DAVID CRAWFORD: Not at all. What wére saying is use the right amount of lighting for the right job.
PAWELSKI: Give me some examples of what you can do if you want to light things up at night in a way that you believe is appropriate.
CRAWFORD: Never buy a light that looks like it’s going to produce glare, for your front door or for your backyard. Shine the light where you need it and when you need it and without glare. So it’s got to have a shield on it. If you can see the bulb, it’s not a good light. For a streetlight, you want the light on the street — not through somebody’s bedroom window, not up into the sky. Put it where you need it, use the right amount, and shut it off if you don’t need it.
PAWELSKI: What’s the issue with billboards?
CRAWFORD: The lighting issue is that in many locations — maybe even most — the billboard is lit from the bottom for more historic reasons than logic. As a result, the light coming up hits the board and tends to light it, but a lot of it is going directly up and misses the board.
PAWELSKI: So just take down the billboard?
CRAWFORD: No, we would like them to light them from the top so that the light shines down on the billboard. We think that therés no adverse impact on the board, and wére not screaming get rid of the billboards or get rid of the lit billboards. The only issue is how yoùre lighting it. Wére saying please light it so you have minimum adverse impact on the environment.
PAWELSKI: Why does this matter if you are not an astronomer?

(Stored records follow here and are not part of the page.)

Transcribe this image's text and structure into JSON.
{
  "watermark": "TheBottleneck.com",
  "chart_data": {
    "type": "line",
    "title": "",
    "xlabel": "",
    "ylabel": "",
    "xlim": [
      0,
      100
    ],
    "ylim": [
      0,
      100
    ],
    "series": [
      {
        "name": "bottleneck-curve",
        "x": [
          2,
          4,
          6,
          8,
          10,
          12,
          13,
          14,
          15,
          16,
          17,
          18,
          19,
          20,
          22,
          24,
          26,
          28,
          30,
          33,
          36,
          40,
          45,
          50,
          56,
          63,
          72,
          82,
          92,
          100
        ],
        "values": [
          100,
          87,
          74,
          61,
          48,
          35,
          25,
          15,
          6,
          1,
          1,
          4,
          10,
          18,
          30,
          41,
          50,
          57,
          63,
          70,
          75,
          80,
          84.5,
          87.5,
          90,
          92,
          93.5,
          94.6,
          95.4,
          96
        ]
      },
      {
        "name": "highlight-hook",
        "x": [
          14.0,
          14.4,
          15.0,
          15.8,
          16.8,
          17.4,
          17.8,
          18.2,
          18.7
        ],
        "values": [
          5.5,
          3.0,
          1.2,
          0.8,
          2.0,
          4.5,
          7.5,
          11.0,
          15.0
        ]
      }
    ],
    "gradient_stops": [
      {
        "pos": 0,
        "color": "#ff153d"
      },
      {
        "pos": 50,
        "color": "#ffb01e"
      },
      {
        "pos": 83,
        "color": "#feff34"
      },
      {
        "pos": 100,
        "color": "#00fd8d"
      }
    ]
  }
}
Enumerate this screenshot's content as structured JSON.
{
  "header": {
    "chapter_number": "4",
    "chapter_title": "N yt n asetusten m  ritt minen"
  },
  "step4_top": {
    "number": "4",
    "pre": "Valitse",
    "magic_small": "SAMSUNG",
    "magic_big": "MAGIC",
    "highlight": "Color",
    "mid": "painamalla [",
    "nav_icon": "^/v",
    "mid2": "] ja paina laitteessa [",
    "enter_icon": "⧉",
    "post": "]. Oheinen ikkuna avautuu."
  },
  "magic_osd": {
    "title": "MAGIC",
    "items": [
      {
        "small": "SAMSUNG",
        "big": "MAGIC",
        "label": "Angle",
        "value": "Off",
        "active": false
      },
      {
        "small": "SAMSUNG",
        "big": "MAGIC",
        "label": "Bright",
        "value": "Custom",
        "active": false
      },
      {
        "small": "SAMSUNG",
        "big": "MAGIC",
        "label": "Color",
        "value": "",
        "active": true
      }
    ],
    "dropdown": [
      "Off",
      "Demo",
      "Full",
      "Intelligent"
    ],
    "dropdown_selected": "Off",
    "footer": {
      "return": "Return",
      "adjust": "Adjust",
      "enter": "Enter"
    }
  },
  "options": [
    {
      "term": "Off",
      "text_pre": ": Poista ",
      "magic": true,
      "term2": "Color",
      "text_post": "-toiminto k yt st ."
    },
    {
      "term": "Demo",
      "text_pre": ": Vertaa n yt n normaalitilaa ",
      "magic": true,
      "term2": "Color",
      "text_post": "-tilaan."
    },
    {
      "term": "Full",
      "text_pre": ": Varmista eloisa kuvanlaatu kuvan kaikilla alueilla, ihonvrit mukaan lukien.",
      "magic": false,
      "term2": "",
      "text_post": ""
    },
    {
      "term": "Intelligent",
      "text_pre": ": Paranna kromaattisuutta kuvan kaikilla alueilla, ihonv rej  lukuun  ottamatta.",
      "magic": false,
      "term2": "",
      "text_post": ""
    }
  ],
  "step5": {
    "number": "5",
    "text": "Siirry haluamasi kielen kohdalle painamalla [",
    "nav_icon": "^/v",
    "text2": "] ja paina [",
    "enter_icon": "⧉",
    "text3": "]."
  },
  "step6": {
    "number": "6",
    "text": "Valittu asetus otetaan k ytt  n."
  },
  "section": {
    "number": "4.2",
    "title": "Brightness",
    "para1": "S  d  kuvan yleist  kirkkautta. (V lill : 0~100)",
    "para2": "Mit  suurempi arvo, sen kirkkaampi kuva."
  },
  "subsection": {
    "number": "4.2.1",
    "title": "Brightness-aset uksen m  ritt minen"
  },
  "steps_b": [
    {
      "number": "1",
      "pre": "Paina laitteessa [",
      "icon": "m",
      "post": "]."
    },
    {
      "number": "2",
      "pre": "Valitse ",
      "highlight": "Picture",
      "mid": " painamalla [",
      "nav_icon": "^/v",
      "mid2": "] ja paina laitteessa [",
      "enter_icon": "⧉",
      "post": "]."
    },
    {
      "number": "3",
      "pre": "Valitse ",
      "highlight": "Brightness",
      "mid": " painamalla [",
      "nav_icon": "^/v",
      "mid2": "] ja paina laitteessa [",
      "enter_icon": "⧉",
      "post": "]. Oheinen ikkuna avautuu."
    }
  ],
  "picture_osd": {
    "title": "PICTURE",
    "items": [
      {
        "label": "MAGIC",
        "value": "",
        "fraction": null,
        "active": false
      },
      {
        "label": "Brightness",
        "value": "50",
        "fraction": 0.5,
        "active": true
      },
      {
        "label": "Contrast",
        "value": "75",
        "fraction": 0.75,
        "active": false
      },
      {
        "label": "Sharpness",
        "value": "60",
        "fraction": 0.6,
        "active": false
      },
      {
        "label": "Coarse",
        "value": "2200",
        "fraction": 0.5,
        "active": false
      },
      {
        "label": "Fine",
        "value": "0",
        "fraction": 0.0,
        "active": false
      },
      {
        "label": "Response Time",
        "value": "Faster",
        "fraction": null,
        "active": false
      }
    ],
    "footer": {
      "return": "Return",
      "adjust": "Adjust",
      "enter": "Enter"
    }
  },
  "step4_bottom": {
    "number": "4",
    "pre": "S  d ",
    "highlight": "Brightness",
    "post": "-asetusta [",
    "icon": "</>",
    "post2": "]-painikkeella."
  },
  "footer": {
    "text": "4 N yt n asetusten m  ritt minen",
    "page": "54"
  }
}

CRAWFORD: Therés a tremendous adverse effect on sea turtles. When they land on the beaches, the mothers won’t land if therés bad light. If they did and the little guys hatch, they get lost and so they get run over by cars, pile up under street lights. Birds get confused migrating by cities that are too bright, buildings which are lit all night, and get confused by towers which have bad lighting. And the birds just circle. Before long they get tired and down they go. A group based in Toronto finds that millions of birds die a year this way.